Section 4: Manipulating the wave
When you are manipulating a wave form you have to be very careful. Firstly, you need to make a copy of your original file. Never, ever, work direct on your master file. If your computer loses power or crashes, you may have ruined the integrity of your file as the program may have auto saved direct to the file.
When you are listening to your data, play the file through fully at least 2 times. While you are doing this, log down any anomalies that you hear on your log sheet. This will help you to keep objective during the file and allow you to look over, in depth, the file again.
4.1 After the isolation
After you have isolated a part of the file you want to listen to closely, you may now:
4.1.1: Removing Background noise. As you will have a lot of data where there was no sound, you can use this to isolate the frequencies of a background noise to remove. This is mainly helpful if using analogue recorders, as it can remove the sound of the working parts.
4.1.2: Amplifying the source. Using a gain tool, you are able to effectively make the sound louder, while holding on to the integrity of the original sound.
4.1.3: Remember to document the changes made. This will help you and others looking at the file.
After this, you may be tempted to apply more filters to “clean up” your file. I would advise against it as over filtering can make a barking dog in the distance sound like an evil voice telling you to “get out”.
4.2 Sharing your data
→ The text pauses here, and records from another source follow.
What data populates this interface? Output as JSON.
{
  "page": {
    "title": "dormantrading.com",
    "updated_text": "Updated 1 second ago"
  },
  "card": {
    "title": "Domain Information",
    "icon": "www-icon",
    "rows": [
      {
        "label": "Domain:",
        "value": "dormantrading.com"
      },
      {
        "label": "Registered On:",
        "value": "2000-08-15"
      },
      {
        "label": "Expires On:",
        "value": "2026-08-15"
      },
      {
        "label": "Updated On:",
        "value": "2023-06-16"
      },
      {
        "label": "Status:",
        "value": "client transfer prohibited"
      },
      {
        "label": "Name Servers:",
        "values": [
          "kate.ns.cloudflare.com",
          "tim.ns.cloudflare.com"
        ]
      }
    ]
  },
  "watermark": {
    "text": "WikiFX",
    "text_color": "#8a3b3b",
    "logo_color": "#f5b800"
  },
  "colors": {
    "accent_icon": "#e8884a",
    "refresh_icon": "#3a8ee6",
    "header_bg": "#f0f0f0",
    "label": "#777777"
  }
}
If you want to share your data with another individual, team or community program, it is best practice to send the unaltered file, the unaltered isolation and a log of any changes you made to any isolated clips.
It is best not to tell people what you think you hear, as this will lead them to subconsciously listen out for this. It is better to get back their opinions and see if they correlate with yours.
Section 5: Conclusion
Firstly thank you for reading this document. It was a pleasure to write and to attempt to give something back to the community that has been so good to me. I hope the methods and explanations above help you in your future endeavors. If you have any questions, feel free to e-mail me.
Section 5.1: Contact Details
Author: Ian Murphy, Paranormal Research Association of Boston
Website: Paranormal Research Association of Boston